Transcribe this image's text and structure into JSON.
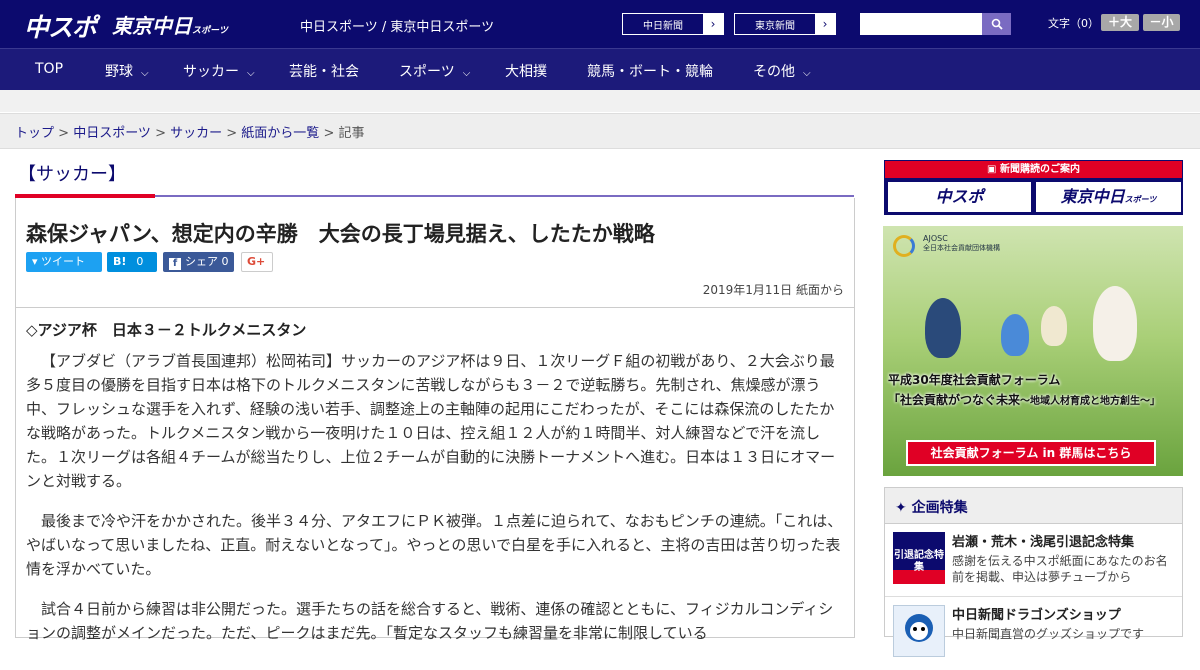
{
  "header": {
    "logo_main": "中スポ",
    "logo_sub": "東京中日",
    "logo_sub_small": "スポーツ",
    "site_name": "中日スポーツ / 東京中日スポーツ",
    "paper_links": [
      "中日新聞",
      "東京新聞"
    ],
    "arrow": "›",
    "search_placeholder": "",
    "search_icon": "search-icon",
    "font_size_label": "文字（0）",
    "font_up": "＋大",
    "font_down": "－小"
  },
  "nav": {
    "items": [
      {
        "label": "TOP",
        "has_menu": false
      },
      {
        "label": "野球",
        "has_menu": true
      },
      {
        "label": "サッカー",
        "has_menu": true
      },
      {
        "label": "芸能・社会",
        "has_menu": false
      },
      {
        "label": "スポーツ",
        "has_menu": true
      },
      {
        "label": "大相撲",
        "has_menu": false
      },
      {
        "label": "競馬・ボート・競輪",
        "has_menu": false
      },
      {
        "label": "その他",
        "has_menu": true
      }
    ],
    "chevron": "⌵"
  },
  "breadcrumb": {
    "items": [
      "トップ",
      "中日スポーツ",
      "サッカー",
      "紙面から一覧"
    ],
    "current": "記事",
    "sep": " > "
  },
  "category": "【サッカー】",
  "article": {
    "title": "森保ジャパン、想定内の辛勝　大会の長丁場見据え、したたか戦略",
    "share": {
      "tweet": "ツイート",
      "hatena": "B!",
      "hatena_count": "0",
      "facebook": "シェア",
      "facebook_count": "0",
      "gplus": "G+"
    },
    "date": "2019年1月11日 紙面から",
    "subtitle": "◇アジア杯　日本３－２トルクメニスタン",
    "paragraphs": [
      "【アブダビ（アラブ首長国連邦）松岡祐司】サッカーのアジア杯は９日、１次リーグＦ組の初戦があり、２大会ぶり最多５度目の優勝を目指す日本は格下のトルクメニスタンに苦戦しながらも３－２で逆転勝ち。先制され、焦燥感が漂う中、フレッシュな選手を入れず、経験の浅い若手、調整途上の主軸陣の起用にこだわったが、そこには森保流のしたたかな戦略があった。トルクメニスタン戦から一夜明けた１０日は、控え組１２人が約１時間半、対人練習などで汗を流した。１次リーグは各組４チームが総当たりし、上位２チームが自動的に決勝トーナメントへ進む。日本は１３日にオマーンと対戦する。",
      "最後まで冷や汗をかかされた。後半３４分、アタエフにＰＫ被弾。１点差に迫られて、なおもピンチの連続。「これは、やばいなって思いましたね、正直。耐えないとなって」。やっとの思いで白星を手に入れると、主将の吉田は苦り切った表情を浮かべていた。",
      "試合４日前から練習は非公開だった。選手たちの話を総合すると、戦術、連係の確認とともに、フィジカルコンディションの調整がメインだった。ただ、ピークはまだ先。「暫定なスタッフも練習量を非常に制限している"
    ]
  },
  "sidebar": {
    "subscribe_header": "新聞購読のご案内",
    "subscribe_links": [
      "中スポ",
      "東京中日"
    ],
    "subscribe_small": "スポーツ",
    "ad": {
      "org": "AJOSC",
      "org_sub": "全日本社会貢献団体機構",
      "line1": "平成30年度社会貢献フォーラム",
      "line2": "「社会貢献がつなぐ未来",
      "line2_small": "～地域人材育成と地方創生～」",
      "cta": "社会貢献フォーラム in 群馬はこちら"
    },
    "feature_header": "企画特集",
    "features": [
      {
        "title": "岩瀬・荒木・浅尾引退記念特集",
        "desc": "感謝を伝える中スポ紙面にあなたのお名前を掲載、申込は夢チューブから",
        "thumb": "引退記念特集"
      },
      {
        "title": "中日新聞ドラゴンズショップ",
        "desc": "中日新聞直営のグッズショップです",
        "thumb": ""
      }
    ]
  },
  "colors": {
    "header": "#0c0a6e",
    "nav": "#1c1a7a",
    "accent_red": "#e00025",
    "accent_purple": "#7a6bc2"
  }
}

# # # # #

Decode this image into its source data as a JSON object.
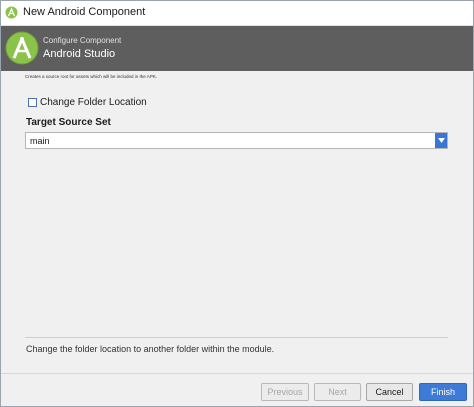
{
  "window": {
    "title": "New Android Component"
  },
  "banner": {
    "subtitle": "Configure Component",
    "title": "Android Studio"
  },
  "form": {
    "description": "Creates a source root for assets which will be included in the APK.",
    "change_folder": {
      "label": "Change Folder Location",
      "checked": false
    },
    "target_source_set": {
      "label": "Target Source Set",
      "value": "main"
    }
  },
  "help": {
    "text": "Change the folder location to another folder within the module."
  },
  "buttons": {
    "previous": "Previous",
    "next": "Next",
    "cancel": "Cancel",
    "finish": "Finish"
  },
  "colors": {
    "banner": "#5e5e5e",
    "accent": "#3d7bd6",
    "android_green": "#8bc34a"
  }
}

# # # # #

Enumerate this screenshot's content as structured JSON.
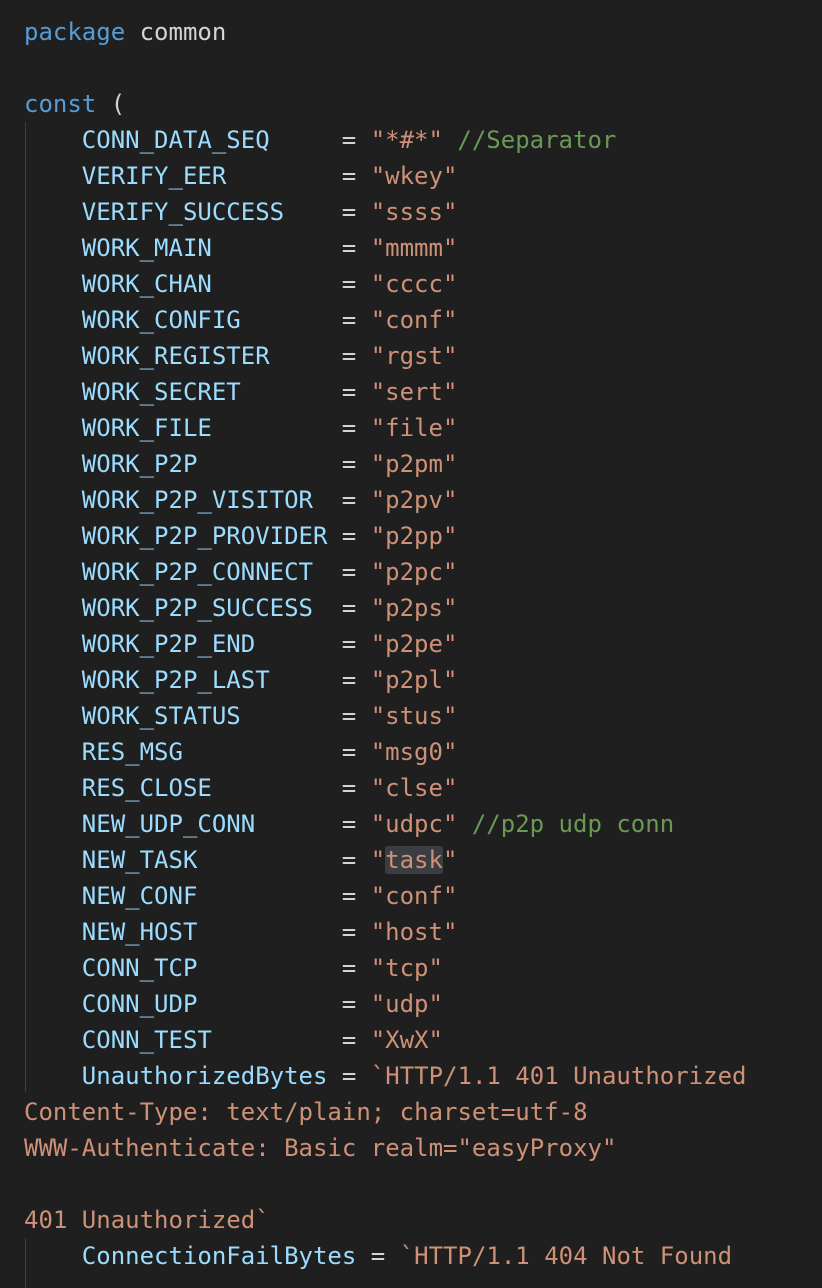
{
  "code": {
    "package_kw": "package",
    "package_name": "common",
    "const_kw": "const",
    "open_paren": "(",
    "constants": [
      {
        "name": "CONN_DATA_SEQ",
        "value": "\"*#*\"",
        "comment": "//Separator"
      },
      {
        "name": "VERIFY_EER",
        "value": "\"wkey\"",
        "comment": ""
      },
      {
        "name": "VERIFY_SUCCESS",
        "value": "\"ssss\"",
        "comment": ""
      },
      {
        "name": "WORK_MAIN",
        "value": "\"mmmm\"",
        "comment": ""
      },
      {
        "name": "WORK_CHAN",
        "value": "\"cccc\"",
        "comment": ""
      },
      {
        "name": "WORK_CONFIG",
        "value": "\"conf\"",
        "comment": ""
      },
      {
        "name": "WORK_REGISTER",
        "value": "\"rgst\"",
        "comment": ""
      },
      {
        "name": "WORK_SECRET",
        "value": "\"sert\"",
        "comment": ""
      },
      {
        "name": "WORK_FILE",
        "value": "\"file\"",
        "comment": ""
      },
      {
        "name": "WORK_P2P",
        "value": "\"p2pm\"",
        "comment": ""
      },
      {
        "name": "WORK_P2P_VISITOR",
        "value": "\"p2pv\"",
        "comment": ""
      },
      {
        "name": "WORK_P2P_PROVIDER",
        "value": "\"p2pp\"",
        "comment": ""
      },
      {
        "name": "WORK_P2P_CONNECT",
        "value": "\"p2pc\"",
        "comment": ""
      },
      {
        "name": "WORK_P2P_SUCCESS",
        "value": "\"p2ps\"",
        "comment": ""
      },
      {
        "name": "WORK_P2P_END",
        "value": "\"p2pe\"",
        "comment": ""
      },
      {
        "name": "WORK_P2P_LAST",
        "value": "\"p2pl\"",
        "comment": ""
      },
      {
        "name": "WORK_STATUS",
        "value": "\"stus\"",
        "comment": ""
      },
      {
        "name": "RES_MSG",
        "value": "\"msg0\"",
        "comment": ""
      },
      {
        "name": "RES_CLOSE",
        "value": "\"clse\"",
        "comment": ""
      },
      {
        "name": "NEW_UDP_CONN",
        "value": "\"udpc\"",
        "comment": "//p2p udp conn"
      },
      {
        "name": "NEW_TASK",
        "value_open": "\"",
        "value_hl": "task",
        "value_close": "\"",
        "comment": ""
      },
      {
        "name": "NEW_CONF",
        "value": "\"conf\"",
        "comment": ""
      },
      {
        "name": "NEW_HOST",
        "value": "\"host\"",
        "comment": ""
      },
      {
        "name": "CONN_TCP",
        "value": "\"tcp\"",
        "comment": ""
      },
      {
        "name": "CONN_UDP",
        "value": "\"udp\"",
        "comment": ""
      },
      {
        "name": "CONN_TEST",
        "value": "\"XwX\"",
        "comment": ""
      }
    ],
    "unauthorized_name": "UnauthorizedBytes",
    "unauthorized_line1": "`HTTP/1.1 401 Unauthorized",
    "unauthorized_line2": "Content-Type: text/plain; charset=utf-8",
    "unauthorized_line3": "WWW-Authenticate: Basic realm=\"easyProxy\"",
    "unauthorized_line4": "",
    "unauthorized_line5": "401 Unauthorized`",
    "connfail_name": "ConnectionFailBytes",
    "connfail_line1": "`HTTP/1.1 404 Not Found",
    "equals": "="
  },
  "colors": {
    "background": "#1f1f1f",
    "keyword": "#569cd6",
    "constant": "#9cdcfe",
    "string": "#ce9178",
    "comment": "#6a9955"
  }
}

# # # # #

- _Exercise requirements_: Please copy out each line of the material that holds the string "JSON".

- _Expected answer_:
Transcribe this image's text and structure into JSON.
Decode this image into its source data as a JSON object.
Enumerate this screenshot's content as structured JSON.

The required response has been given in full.